Comparing Gravity's Rainbow and Vineland
From the author of Gravity's Rainbow (1973), the famous apocalyptic novel of World War II, comes Vineland (1990), a trip into the California of 1984: a Reagan-era wasteland of yuppies, malls, food-preservatives and, above all, the Tube: the Cathode-Ray Tube. The opening line of Gravity's Rainbow, "A screaming comes across the sky," which describes a V-2 rocket on its lethal mission, finds a way into Pynchon's latest work, albeit transformed: "Desmond was out on the porch, hanging around his dish, which was always empty because of the blue jays who came screaming down out of the redwoods and carried off the food in it piece by piece."
One passage describes war. Another tells of birds stealing dog food. The change in scope is huge, but misleading. Some readers may scoff at first at Pynchon's subject matter-hippie holdovers running from narcs-but there is no mistaking Vineland's connection to Gravity's Rainbow. The newer work acts as a corollary to the older one.
The book begins with Zoyd Wheeler waking up one summer morning with some Froot Loops with Nestle's Quick on top. He lives in Vineland County, a foggy, fictional expanse of Northern California which makes a great refuge for wilting flower children. Zoyd is one of them-a part-time keyboard player, handyman and marijuana cultivator who acts publicly crazy (he jumps through glass windows once a year on television) to qualify for mental disability benefits. He and his teenage daughter Prairie both mourn the disappearance of Frenesi Gates, who was mother to one and wife to the other. Frenesi was a radical filmmaker during the 60's until she was seduced by Brock Vond, a federal prosecutor and overall bad-guy/nutcase who turns her from hippie radical to FBI informant. With her help he manages to destroy the People's Republic of Rock and Roll.
Fast-forward two decades. Frenesi is about to be kicked out of the Witness Protection Program because the government is tired of subsidizing her. Zoyd wants to find her, for obvious reasons. Vond, still the charismatic little psychopath, wants Frenesi back too, and decides to kidnap Prairie to get her. Prairie, the only sane and sober person in the book, also wants to meet Frenesi, the mother she never knew.
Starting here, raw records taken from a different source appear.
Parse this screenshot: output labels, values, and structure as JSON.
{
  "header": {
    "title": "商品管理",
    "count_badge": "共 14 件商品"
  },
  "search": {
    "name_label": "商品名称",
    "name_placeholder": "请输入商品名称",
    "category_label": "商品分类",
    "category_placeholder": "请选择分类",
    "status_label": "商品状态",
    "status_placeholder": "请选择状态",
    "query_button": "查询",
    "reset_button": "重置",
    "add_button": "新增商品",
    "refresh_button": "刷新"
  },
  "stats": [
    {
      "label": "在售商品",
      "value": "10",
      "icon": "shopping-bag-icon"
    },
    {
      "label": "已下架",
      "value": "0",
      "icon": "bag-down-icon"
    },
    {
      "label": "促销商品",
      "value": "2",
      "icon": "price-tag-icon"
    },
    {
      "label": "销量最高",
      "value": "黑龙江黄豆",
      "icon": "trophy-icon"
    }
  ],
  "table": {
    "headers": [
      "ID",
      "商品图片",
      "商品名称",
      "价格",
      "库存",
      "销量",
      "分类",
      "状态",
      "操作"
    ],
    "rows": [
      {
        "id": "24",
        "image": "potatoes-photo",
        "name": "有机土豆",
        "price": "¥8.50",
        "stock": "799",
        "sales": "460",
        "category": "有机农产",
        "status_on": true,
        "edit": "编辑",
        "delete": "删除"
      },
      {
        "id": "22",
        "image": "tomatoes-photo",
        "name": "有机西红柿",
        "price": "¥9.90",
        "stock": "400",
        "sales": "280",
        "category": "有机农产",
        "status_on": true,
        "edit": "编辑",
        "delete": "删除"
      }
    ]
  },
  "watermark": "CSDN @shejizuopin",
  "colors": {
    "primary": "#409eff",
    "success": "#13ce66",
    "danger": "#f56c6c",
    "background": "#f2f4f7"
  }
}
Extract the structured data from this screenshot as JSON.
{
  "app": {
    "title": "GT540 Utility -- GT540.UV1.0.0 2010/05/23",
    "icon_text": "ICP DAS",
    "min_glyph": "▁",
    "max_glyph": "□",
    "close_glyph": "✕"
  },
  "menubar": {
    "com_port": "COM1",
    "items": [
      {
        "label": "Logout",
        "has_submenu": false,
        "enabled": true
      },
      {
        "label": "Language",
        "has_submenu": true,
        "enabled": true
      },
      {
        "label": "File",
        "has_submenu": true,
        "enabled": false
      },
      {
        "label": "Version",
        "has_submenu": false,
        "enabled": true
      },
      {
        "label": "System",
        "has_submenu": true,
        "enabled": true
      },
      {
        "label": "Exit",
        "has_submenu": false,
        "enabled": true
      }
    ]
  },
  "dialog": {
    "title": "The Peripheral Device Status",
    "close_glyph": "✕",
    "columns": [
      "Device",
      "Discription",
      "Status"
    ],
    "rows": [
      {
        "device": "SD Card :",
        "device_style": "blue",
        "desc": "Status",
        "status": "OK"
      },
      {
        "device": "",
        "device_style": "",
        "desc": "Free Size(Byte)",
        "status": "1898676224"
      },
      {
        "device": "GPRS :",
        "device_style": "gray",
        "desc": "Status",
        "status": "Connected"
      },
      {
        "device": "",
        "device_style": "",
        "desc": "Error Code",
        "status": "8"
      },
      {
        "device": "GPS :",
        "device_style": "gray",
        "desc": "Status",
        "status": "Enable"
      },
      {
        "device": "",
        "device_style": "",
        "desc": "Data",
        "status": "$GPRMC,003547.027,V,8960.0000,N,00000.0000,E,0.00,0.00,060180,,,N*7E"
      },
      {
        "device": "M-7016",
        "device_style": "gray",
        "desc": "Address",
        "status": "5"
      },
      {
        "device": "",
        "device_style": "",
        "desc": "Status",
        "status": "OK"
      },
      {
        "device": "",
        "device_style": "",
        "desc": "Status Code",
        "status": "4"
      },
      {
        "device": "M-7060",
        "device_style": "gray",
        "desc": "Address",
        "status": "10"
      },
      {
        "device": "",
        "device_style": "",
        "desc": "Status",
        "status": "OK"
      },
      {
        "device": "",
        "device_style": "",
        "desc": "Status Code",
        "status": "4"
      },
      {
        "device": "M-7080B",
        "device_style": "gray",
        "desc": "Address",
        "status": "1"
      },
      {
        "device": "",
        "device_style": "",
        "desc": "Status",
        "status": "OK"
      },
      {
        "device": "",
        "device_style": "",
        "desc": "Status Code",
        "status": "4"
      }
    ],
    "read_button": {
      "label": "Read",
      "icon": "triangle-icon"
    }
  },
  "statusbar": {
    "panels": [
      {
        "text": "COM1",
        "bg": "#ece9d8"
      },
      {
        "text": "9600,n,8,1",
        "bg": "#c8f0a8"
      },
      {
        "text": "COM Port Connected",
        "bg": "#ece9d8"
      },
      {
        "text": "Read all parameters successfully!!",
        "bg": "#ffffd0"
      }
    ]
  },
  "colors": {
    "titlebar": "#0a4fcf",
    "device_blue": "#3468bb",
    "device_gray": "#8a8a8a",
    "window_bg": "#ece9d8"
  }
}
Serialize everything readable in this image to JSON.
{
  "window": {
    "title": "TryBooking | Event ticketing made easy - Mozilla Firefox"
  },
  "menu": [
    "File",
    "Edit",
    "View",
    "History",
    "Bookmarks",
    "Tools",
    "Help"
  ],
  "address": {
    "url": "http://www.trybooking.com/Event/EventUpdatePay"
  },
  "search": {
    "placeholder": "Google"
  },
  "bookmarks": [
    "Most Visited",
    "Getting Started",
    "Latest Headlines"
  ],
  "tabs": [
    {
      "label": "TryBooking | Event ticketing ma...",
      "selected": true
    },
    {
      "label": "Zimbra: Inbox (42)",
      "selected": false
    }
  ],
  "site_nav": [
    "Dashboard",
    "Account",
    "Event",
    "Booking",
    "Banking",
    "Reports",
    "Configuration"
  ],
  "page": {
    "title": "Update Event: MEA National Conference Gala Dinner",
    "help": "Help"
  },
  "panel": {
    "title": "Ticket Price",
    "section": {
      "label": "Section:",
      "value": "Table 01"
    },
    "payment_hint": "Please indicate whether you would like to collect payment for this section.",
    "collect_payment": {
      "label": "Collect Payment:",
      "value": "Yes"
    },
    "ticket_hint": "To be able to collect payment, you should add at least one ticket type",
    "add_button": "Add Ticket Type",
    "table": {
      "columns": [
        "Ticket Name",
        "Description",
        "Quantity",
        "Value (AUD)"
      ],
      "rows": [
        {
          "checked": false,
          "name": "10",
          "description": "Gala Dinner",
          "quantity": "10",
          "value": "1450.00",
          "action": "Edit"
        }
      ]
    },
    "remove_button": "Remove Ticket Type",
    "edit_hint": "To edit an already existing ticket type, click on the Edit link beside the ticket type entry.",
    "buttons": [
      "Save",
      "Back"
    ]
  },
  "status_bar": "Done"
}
But there's more, like in any Pynchon novel: Vond is apparently the ultimate law-enforcement spoilsport and he's not done hounding guys like Zoyd.